    DK, I know not to do this abroad. Are there secret messages on the bottom of your plates?

    Tom, you’re a man after my own heart.

  • Interesting. I’m not sure if froylein is referring to the Jewish community in Germany or Germany in general, but the fact that plates are the first thing to come to mind are of interest, since its a bit of history that one of the Jewish taxes was that they had to purchase a certain amount of porcelain from the royal factory. Apparently there are many families that still have pieces from those days as a sort of “negative heirloom”. Here’s a mention of this in the NYT from 1987 :

    Perhaps the oddest image of all, and certainly one of the most pungent, occurs in the section devoted to Moses Mendelssohn, the 18th-century scholar and philosopher who served as intellectual ambassador from Judaism to the Enlightenment (and vice versa). It consists of 20 life-sized porcelain monkeys; they were acquired by Mendelssohn over the years, in response to Frederick the Great’s decree compelling his Jewish subjects to mark their family celebrations by buying ware from the royal porcelain works.

  • Maven, that’s pretty interesting.

    BTW, I’ve just fished your comment out of the spam queue. If your comment doesn’t go through and the page doesn’t say it’s in moderation, please leave a line saying that something might be in the filter, so we can fish it out. We can get thousands of spam comments per day, so it helps if we know what to look for.

  • My good china is the everyday stuff that doesn’t have noticeable cracks or chips. We fish it out of the cabinet when grown-ups come to visit.

  • In Israel this behavior is labeled as “Polish”, though the best china people have is usually German.
    We have an everyday set, a Shabbat/Holiday set, a better Shabbat/Holiday set for when we have guests, and a Passover set.

  • Major china flipper here. Wait till the host’s back is turned. Flip, peer, flip. Not really a pretensious thing, more of a bad, curious habit.

    Mine is a set of harmonious, individual settings (i.e. 6 settings, each a different pattern) collected in Bavaria during the 50’s. Funky.

  • You know, you could have started with the ‘sandals and socks’ combination.

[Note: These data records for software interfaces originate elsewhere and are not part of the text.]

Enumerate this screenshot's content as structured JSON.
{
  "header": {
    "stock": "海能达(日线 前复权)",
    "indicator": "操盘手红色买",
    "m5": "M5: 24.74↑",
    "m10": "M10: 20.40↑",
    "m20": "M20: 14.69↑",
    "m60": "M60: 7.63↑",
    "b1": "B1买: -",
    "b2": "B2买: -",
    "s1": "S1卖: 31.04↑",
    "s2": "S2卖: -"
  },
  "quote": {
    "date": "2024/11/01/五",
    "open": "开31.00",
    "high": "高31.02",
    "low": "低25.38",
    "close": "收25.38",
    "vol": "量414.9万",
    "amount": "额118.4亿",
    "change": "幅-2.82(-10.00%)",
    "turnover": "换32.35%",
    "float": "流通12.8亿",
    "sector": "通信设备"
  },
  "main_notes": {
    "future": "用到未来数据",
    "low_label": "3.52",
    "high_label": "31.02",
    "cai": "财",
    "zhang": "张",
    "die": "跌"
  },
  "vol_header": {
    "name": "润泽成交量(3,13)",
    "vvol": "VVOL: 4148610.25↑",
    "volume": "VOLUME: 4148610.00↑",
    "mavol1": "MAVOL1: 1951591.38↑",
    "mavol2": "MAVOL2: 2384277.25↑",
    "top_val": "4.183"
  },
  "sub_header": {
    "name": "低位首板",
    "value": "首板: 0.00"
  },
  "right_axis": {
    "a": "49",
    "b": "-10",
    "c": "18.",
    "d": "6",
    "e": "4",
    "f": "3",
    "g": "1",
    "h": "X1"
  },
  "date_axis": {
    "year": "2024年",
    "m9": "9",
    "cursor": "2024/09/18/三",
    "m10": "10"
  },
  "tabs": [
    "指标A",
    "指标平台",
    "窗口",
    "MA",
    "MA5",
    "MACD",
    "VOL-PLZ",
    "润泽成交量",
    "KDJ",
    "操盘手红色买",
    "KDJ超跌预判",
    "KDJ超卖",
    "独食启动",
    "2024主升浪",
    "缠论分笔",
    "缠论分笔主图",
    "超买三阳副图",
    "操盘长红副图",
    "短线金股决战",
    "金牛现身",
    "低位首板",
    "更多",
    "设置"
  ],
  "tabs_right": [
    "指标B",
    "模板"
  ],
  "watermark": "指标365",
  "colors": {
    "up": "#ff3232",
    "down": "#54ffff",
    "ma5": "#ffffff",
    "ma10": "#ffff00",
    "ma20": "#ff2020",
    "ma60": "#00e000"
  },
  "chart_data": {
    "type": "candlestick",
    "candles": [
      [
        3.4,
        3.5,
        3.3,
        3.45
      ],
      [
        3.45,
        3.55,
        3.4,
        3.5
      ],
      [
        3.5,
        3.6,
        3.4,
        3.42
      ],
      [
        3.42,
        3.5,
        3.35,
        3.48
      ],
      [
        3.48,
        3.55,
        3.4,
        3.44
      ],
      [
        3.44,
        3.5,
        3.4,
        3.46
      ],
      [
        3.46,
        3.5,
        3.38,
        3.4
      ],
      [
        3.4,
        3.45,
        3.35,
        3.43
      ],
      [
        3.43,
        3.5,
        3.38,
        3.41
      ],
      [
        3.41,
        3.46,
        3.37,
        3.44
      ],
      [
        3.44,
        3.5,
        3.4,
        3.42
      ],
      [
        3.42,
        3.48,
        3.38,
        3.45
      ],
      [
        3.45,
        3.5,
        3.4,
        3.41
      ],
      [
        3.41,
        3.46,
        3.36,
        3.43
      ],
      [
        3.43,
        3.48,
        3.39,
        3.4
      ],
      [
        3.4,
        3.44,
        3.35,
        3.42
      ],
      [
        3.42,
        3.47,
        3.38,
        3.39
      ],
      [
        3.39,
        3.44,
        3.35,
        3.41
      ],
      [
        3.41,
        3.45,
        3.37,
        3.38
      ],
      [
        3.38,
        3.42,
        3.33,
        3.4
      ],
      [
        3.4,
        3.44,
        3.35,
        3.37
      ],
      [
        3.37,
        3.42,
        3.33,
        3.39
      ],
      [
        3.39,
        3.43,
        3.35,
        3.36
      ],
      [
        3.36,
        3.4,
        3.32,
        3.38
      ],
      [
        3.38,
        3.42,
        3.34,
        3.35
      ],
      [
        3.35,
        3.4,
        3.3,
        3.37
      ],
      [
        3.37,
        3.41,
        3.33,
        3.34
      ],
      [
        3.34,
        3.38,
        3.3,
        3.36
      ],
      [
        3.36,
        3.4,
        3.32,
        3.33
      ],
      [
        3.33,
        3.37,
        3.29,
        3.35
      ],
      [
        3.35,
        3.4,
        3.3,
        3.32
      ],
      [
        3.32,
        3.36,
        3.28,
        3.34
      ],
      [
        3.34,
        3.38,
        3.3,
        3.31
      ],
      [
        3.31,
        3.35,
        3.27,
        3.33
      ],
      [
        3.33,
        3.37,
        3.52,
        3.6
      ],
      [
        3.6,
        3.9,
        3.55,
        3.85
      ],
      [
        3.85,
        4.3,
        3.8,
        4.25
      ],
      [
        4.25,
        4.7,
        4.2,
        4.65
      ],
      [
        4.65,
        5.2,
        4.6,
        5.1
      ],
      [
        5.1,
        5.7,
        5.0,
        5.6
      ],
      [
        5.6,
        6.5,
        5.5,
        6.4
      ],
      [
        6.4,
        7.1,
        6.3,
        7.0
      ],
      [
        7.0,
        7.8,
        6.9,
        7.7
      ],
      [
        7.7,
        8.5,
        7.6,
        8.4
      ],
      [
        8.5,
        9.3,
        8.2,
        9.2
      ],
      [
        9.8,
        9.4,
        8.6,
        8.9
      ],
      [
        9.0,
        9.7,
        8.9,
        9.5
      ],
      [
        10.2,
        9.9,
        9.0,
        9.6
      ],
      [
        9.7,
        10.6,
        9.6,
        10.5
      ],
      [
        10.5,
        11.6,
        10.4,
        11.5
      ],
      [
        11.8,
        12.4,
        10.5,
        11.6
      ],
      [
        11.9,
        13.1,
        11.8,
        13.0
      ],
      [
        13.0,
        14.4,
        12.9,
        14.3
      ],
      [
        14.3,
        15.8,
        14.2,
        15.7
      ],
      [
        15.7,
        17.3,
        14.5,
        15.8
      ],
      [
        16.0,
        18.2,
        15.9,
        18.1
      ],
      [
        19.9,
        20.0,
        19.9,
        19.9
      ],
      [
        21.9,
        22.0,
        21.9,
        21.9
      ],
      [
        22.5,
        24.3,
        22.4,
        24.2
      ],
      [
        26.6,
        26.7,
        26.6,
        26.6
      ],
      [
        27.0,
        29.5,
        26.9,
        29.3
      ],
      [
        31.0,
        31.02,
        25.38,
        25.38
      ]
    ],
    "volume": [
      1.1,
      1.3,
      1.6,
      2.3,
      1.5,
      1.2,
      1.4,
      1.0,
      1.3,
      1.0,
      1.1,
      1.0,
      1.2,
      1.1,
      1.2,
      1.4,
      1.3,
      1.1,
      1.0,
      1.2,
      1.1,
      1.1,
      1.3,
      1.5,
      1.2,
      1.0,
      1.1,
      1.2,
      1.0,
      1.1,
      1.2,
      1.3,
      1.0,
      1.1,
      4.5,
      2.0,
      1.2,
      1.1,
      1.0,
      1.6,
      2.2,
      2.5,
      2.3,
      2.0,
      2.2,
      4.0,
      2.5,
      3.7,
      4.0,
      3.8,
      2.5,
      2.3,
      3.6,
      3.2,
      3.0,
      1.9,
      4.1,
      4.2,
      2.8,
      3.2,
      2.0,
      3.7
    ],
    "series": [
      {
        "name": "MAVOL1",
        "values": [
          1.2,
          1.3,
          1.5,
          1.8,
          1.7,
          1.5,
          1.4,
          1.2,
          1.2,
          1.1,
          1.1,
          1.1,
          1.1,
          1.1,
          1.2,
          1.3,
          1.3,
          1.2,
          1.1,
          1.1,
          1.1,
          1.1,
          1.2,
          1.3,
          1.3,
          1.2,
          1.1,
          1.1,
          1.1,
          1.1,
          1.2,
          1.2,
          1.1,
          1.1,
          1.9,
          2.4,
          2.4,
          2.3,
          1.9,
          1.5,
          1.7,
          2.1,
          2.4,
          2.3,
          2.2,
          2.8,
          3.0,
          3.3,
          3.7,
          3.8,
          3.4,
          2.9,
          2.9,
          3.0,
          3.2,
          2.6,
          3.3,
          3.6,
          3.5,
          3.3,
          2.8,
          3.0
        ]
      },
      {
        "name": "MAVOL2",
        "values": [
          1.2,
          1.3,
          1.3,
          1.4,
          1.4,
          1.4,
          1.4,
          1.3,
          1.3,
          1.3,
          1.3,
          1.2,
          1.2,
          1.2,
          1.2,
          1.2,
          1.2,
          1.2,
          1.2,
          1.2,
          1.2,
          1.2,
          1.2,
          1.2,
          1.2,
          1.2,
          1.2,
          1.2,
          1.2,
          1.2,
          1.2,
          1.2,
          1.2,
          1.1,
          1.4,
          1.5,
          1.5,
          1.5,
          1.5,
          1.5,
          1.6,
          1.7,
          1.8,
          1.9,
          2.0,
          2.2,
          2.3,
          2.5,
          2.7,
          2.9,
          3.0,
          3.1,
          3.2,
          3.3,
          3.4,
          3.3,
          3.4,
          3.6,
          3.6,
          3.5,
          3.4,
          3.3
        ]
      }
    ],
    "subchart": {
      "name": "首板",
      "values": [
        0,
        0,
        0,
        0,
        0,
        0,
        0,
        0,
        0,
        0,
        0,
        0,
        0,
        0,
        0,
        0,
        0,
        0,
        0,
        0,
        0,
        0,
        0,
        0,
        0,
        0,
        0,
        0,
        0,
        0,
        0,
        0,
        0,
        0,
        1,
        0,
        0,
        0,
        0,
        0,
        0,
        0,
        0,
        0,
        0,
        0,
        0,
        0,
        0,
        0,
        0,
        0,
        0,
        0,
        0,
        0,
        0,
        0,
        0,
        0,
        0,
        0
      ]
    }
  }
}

Then again, it is more a male thing, and you probably might want to suppress the mere thought anyhow. 🙂

  • Ralf, I’ll get to that topic as well, but it’ll feature a few surprising aspects.

    I take it your background is German as your last name’s pretty common around here.

  • You could simply run a search to see where they conglomerate (if you care, that is 😉 ).